NIALA: And how were police departments responding to that?
RUSSELL: Police across the country, they’re responding differently. Some like in Albuquerque say they’re hurt. They said this was a chance for them to engage with the gay and lesbian community. Others are saying, like say the San Francisco Police Officer Pride Alliance, that this is kind of a slap in the face. They say that you wouldn't do this to other groups. And just because they're police officers should not disqualify them, especially if they agree with the mission of the Pride events. So it's definitely creating a division amongst Pride organizers and some members of the community.
NIALA: What about cities that are still inviting police? Is that still happening too?
RUSSELL: Yes, there's a division, say like in Seattle - Seattle Pride will still allow officers to participate in the parade. Salt Lake City, the police will be marching and the Des Moines police are welcome to participate in this year's Capital City Pride Parade, but it's still unknown whether officers will accept this offer. What's interesting, Niala is that the discussion about police - We're actually going back to the origins of Pride events. You remember Pride came out of the 1969 Stonewall riots also known as the Stonewall Uprising in New York. This happened after police raided a gay club and gay and transgender people fought back.
The uprising sparked what we call now the modern gay rights movement. The day after this riot or uprising members of the Black Panther Party came to join gay protests and they said, “Look, we find ourselves in solidarity with our gay and lesbian brothers and sisters who are protesting this over-policing. And it's interesting how things are coming back around.
NIALA: The bigger picture here also, Russ, is we're seeing a number of anti-LGBTQ legislation happening in various states across the country. Has that also changed the tone of these events?
RUSSELL: That's right. If you remember, when the George Floyd protests were hitting the streets in the summer of 2020, many people were expressing concern that employers weren't letting workers participate in the George Floyd protests. They knew it was too political, but yet they could participate in Pride events or attend Pride events. People saw them as nonpolitical. That division is now gone. Because of these anti-trans laws that are being proposed and passed in various states, now Pride events, Pride parades are recapturing some of the political overtones. They are seen now as we're going to hold this Pride parade not just to commemorate Stonewall, but also to fight back against these anti-trans bills.
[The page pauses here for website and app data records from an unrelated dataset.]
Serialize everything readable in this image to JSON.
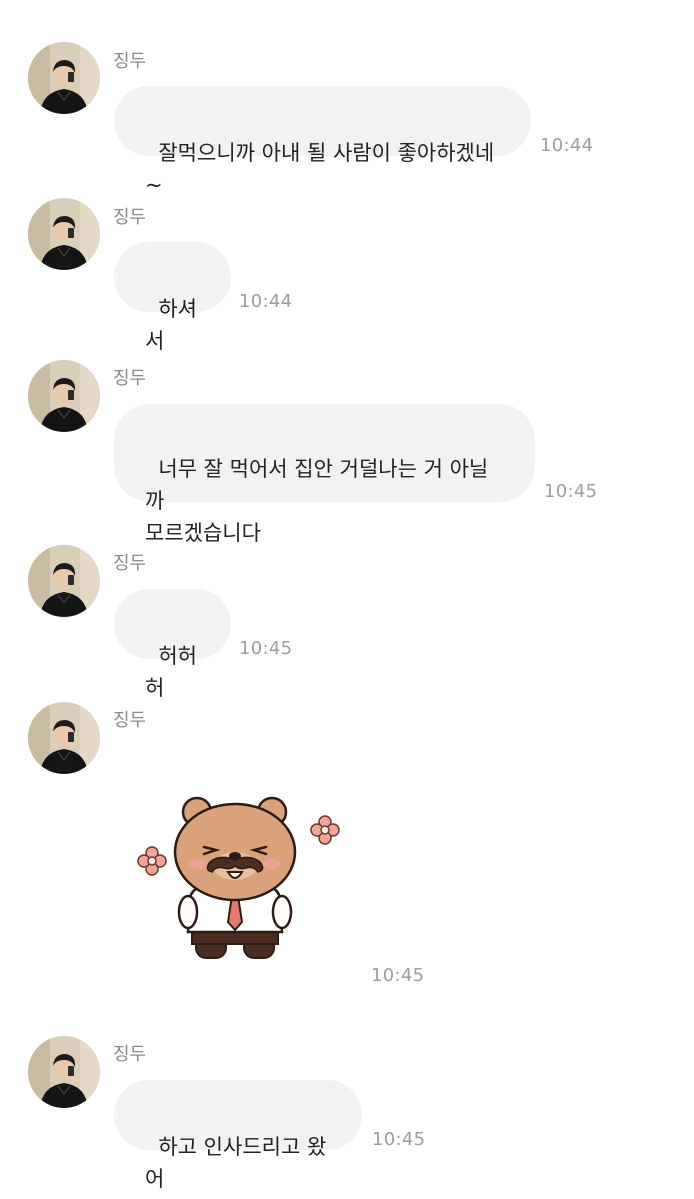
{
  "messages": [
    {
      "sender": "징두",
      "text": "잘먹으니까 아내 될 사람이 좋아하겠네~",
      "time": "10:44",
      "avatar": "profile-photo"
    },
    {
      "sender": "징두",
      "text": "하셔서",
      "time": "10:44",
      "avatar": "profile-photo"
    },
    {
      "sender": "징두",
      "text": "너무 잘 먹어서 집안 거덜나는 거 아닐까\n모르겠습니다",
      "time": "10:45",
      "avatar": "profile-photo"
    },
    {
      "sender": "징두",
      "text": "허허허",
      "time": "10:45",
      "avatar": "profile-photo"
    },
    {
      "sender": "징두",
      "sticker": "bear-with-mustache-and-tie-sticker",
      "time": "10:45",
      "avatar": "profile-photo"
    },
    {
      "sender": "징두",
      "text": "하고 인사드리고 왔어",
      "time": "10:45",
      "avatar": "profile-photo"
    }
  ],
  "colors": {
    "bubble": "#f2f2f4",
    "text": "#222222",
    "meta": "#9d9da2"
  }
}
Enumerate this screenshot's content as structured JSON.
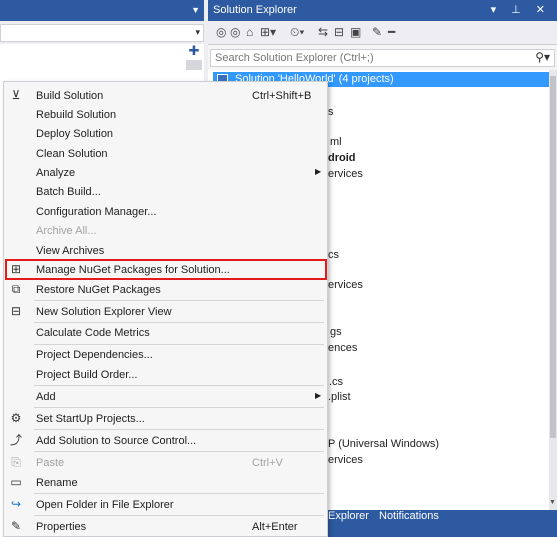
{
  "solution_explorer": {
    "title": "Solution Explorer",
    "window_controls": "▾ ⊥ ✕",
    "toolbar_icons": [
      "back-icon",
      "forward-icon",
      "home-icon",
      "switch-views-icon",
      "pending-changes-icon",
      "sync-icon",
      "collapse-all-icon",
      "show-all-files-icon",
      "properties-icon",
      "preview-icon"
    ],
    "search_placeholder": "Search Solution Explorer (Ctrl+;)",
    "selected_node": "Solution 'HelloWorld' (4 projects)",
    "visible_fragments": [
      "s",
      "ml",
      "droid",
      "ervices",
      "cs",
      "ervices",
      "gs",
      "ences",
      ".cs",
      ".plist",
      "P (Universal Windows)",
      "ervices"
    ],
    "bottom_tabs": [
      "Explorer",
      "Notifications"
    ]
  },
  "context_menu": {
    "highlight_color": "#e41b1b",
    "items": [
      {
        "icon": "build-icon",
        "label": "Build Solution",
        "shortcut": "Ctrl+Shift+B",
        "disabled": false,
        "submenu": false
      },
      {
        "icon": "",
        "label": "Rebuild Solution",
        "shortcut": "",
        "disabled": false,
        "submenu": false
      },
      {
        "icon": "",
        "label": "Deploy Solution",
        "shortcut": "",
        "disabled": false,
        "submenu": false
      },
      {
        "icon": "",
        "label": "Clean Solution",
        "shortcut": "",
        "disabled": false,
        "submenu": false
      },
      {
        "icon": "",
        "label": "Analyze",
        "shortcut": "",
        "disabled": false,
        "submenu": true
      },
      {
        "icon": "",
        "label": "Batch Build...",
        "shortcut": "",
        "disabled": false,
        "submenu": false
      },
      {
        "icon": "",
        "label": "Configuration Manager...",
        "shortcut": "",
        "disabled": false,
        "submenu": false
      },
      {
        "icon": "",
        "label": "Archive All...",
        "shortcut": "",
        "disabled": true,
        "submenu": false
      },
      {
        "icon": "",
        "label": "View Archives",
        "shortcut": "",
        "disabled": false,
        "submenu": false
      },
      {
        "icon": "nuget-icon",
        "label": "Manage NuGet Packages for Solution...",
        "shortcut": "",
        "disabled": false,
        "submenu": false
      },
      {
        "icon": "restore-nuget-icon",
        "label": "Restore NuGet Packages",
        "shortcut": "",
        "disabled": false,
        "submenu": false
      },
      {
        "icon": "new-view-icon",
        "label": "New Solution Explorer View",
        "shortcut": "",
        "disabled": false,
        "submenu": false
      },
      {
        "icon": "",
        "label": "Calculate Code Metrics",
        "shortcut": "",
        "disabled": false,
        "submenu": false
      },
      {
        "icon": "",
        "label": "Project Dependencies...",
        "shortcut": "",
        "disabled": false,
        "submenu": false
      },
      {
        "icon": "",
        "label": "Project Build Order...",
        "shortcut": "",
        "disabled": false,
        "submenu": false
      },
      {
        "icon": "",
        "label": "Add",
        "shortcut": "",
        "disabled": false,
        "submenu": true
      },
      {
        "icon": "gear-icon",
        "label": "Set StartUp Projects...",
        "shortcut": "",
        "disabled": false,
        "submenu": false
      },
      {
        "icon": "source-control-icon",
        "label": "Add Solution to Source Control...",
        "shortcut": "",
        "disabled": false,
        "submenu": false
      },
      {
        "icon": "paste-icon",
        "label": "Paste",
        "shortcut": "Ctrl+V",
        "disabled": true,
        "submenu": false
      },
      {
        "icon": "rename-icon",
        "label": "Rename",
        "shortcut": "",
        "disabled": false,
        "submenu": false
      },
      {
        "icon": "open-folder-icon",
        "label": "Open Folder in File Explorer",
        "shortcut": "",
        "disabled": false,
        "submenu": false
      },
      {
        "icon": "wrench-icon",
        "label": "Properties",
        "shortcut": "Alt+Enter",
        "disabled": false,
        "submenu": false
      }
    ]
  }
}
NIALA: Axios’ Russell Contreras from Albuquerque. Thanks Russ.
RUSSELL: Thanks for having me.
NIALA: Before we go today: we want to hear from teachers. Between the pandemic, school shootings and stagnant wages, how are you doing? Are you or have you considered changing careers? What support do you have…or do you need? Send me a voicememo with your response. We’ll talk about teachers on the show later this week and may use your reply.
I’m Niala Boodhoo - thanks for listening - stay safe and we’ll see you back here tomorrow morning.